Due to essential Data Centre maintenance, the DECIPHER website should be considered at risk on the following days:
- Tuesday 30 October 2018
- Thursday 1 November 2018
- Monday 5 November 2018
If you require further information please contact email@example.com.
We apologise for any inconvenience caused.
DECIPHER v9.26 Released
We released version 9.26 of DECIPHER on the 24th of October, 2018. Improvements include:
- The posterior probability for the January 2018 ClinGen SVI Bayesian classification framework is now displayed on summative assessments. The summative assessment tool supports multidisciplinary teams working to evaluate whether a variant(s) explains the clinical features seen in a patient.
- In the Genome Browser, the reference allele(s) for dbSNP variants are now displayed in the information popup.
DECIPHER v9.25 Released
We released version 9.25 of DECIPHER on the 12th of September, 2018. Improvements include:
- DECIPHER now incorporates the GRCh38 to GRCh37 UCSC LiftOver tool enabling users to deposit CNV and sequence variants with GRCh38 coordinates. This tool is available when depositing variants individually or via bulk upload.
DECIPHER v9.24 Released
We released version 9.24 of DECIPHER on the 18th of July, 2018. Improvements include:
- The ACMG Pathogenicity Evidence editor is now displayed on the Pathogenicity Evidence tab before ACMG criteria have been selected, increasing accessibility to the editor.
- The posterior probability scale bar for the January 2018 ClinGen SVIBayesian classification frameworkis now available on the Pathogenicity Evidence Conclusion.
- It is now possible to add the phenotypes of a monozygous twin, dizygous twin sister or dizygous twin brother to a patient record.
- The Allele Frequency tab has been reorganised to ensure that the Tolerated Population Variation Calculator is more accessible. This calculator can be used to determine whether a variant observed in the reference sample is too common to cause a given Mendelian disorder of interest.
DECIPHER 9.23 Released
We released version 9.23 of DECIPHER on the 23rd of May, 2018. Improvements include:
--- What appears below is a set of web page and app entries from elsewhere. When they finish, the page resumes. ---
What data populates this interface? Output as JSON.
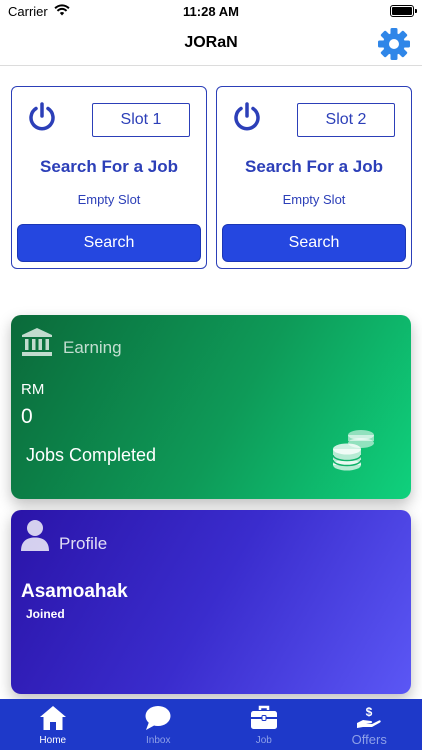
{
  "status_bar": {
    "carrier": "Carrier",
    "time": "11:28 AM"
  },
  "nav": {
    "title": "JORaN",
    "settings_icon": "gear-icon"
  },
  "slots": [
    {
      "slot_label": "Slot 1",
      "heading": "Search For a Job",
      "status": "Empty Slot",
      "button_label": "Search",
      "icon": "power-icon"
    },
    {
      "slot_label": "Slot 2",
      "heading": "Search For a Job",
      "status": "Empty Slot",
      "button_label": "Search",
      "icon": "power-icon"
    }
  ],
  "earning": {
    "title": "Earning",
    "currency": "RM",
    "amount": "0",
    "jobs_label": "Jobs Completed",
    "icon": "bank-icon"
  },
  "profile": {
    "title": "Profile",
    "name": "Asamoahak",
    "joined_label": "Joined",
    "icon": "user-icon"
  },
  "tabs": [
    {
      "label": "Home",
      "icon": "home-icon",
      "active": true
    },
    {
      "label": "Inbox",
      "icon": "chat-icon",
      "active": false
    },
    {
      "label": "Job",
      "icon": "briefcase-icon",
      "active": false
    },
    {
      "label": "Offers",
      "icon": "hand-dollar-icon",
      "active": false
    }
  ],
  "colors": {
    "primary": "#2c3fb8",
    "button": "#2547e0",
    "tab_bar": "#1e39c9",
    "gear": "#2f86e8",
    "earning_gradient": [
      "#0b6a3a",
      "#0fd17d"
    ],
    "profile_gradient": [
      "#2a14a8",
      "#5b57f5"
    ]
  }
}
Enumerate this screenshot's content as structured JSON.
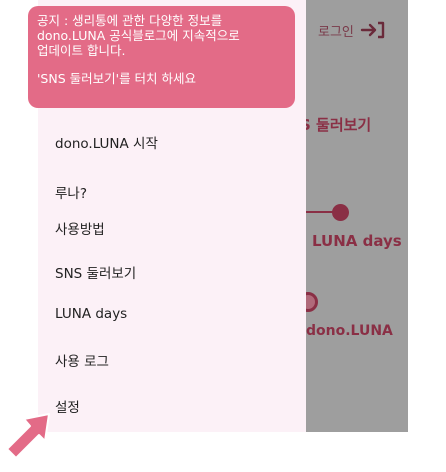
{
  "notice": {
    "line1": "공지 : 생리통에 관한 다양한 정보를",
    "line2": "dono.LUNA 공식블로그에 지속적으로",
    "line3": "업데이트 합니다.",
    "hint": "'SNS 둘러보기'를 터치 하세요"
  },
  "menu": {
    "items": [
      {
        "label": "dono.LUNA 시작"
      },
      {
        "label": "루나?"
      },
      {
        "label": "사용방법"
      },
      {
        "label": "SNS 둘러보기"
      },
      {
        "label": "LUNA days"
      },
      {
        "label": "사용 로그"
      },
      {
        "label": "설정"
      }
    ]
  },
  "background": {
    "login_label": "로그인",
    "sns_partial": "S 둘러보기",
    "luna_days": "LUNA days",
    "dono_partial": "dono.LUNA"
  },
  "icons": {
    "login": "login-arrow-icon",
    "pointer": "pointer-arrow-icon"
  },
  "colors": {
    "accent": "#e36b87",
    "drawer_bg": "#fcf1f7",
    "dim_bg": "#9e9e9e",
    "brand_dark": "#8a2f45"
  }
}
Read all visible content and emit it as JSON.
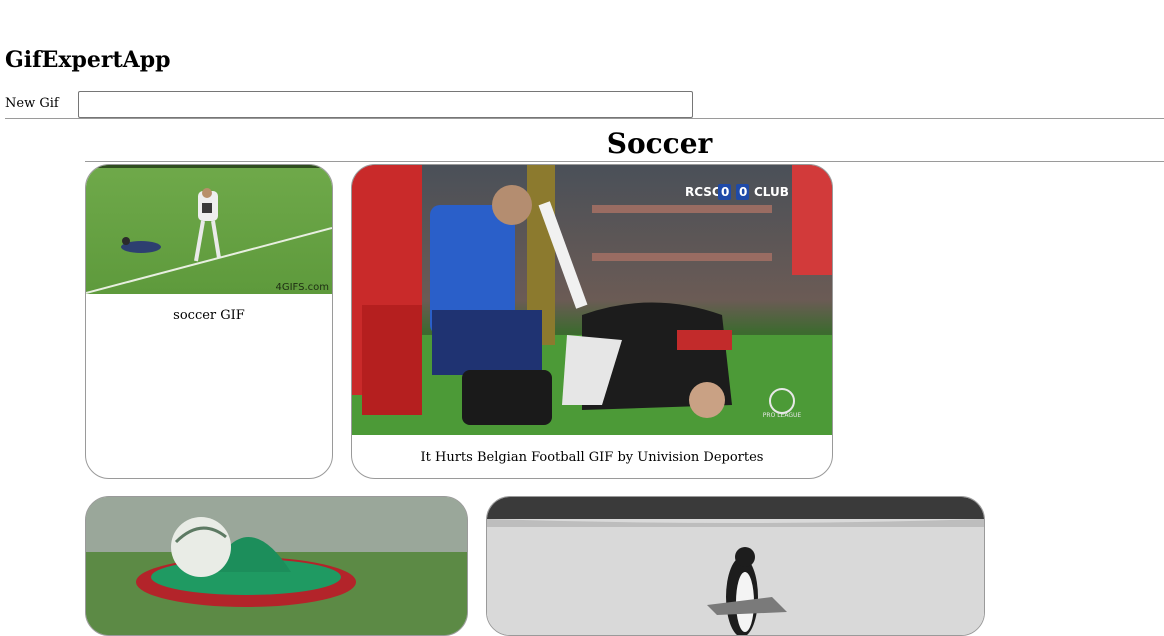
{
  "app": {
    "title": "GifExpertApp"
  },
  "form": {
    "label": "New Gif",
    "value": "",
    "placeholder": ""
  },
  "category": {
    "title": "Soccer"
  },
  "cards": [
    {
      "title": "soccer GIF",
      "watermark": "4GIFS.com"
    },
    {
      "title": "It Hurts Belgian Football GIF by Univision Deportes",
      "score_left": "RCSC",
      "score_a": "0",
      "score_b": "0",
      "score_right": "CLUB",
      "corner_logo": "PRO LEAGUE"
    },
    {
      "title": ""
    },
    {
      "title": ""
    }
  ]
}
- The incorporation of the January 2018 ClinGen Sequence Variant Interpretation Working Group (ClinGen SVI) Bayesian classification framework to assist users interpreting ACMG pathogenicity evidence. This framework provides a mathematical foundation for what was a qualitative heuristic.
- The addition of guidance, when users are recording pathogenicity evidence, from ClinGen SVIon the use of ACMG criteria PP5 and BP6 (reputable source
criteria). These criteria reply on assertions in the absence of primary evidence.
For more news about DECIPHER, click here.
DECIPHER: Database of Chromosomal Imbalance and Phenotype in Humans using Ensembl Resources. Firth, H.V. et al (2009). Am.J.Hum.Genet 84, 524-533 (DOI: dx.doi.org/10/1016/j.ajhg.2009.03.010)
Authors who use data from the project must acknowledge DECIPHER using the following wording: "This study makes use of data generated by the DECIPHER community. A full list of centres who contributed to the generation of the data is available from http://decipher.sanger.ac.uk and via email from firstname.lastname@example.org. Funding for the project was provided by Wellcome."
Please see Citing DECIPHER for more information.